(SUPPLIED RECORDS begins)

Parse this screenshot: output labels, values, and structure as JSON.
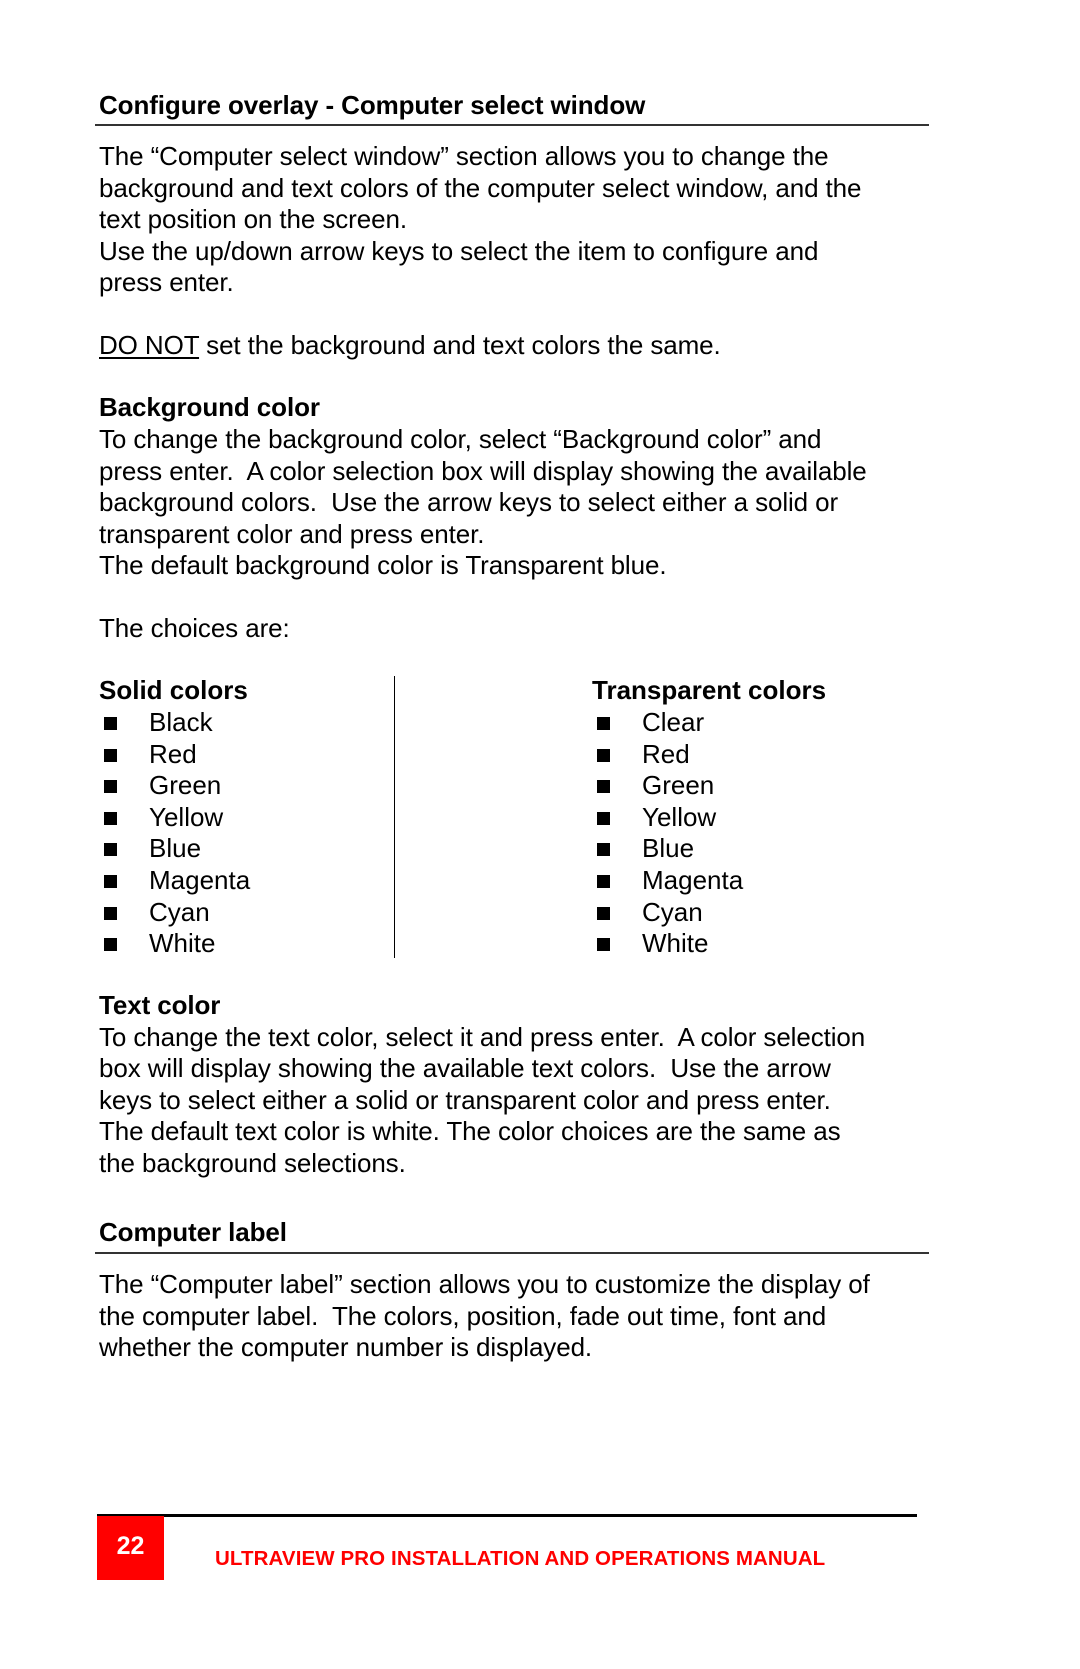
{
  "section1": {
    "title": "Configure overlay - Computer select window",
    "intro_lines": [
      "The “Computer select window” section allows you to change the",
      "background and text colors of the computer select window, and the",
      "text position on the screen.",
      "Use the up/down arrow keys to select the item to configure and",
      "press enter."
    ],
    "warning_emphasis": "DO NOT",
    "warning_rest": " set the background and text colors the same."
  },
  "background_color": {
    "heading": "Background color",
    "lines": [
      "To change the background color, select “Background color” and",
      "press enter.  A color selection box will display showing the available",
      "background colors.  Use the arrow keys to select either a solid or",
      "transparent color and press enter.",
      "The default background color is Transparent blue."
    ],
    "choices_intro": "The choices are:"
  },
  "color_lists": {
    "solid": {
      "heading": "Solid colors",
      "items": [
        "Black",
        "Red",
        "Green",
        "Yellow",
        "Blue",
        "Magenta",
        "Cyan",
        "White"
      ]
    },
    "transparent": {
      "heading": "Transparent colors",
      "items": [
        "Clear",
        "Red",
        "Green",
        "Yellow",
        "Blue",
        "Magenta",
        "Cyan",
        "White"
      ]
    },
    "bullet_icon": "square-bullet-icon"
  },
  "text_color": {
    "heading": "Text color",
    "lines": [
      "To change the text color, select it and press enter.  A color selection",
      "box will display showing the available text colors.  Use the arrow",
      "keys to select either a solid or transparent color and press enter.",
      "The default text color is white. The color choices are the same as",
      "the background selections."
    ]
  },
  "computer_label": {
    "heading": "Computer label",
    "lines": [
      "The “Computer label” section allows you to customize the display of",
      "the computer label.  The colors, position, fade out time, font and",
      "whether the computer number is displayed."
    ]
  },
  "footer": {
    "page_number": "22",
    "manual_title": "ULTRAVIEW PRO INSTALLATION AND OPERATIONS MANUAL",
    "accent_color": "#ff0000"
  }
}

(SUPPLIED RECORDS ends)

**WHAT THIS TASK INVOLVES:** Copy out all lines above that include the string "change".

**WRITTEN ANSWER:**
      "The “Computer select window” section allows you to change the",
      "To change the background color, select “Background color” and",
      "To change the text color, select it and press enter.  A color selection",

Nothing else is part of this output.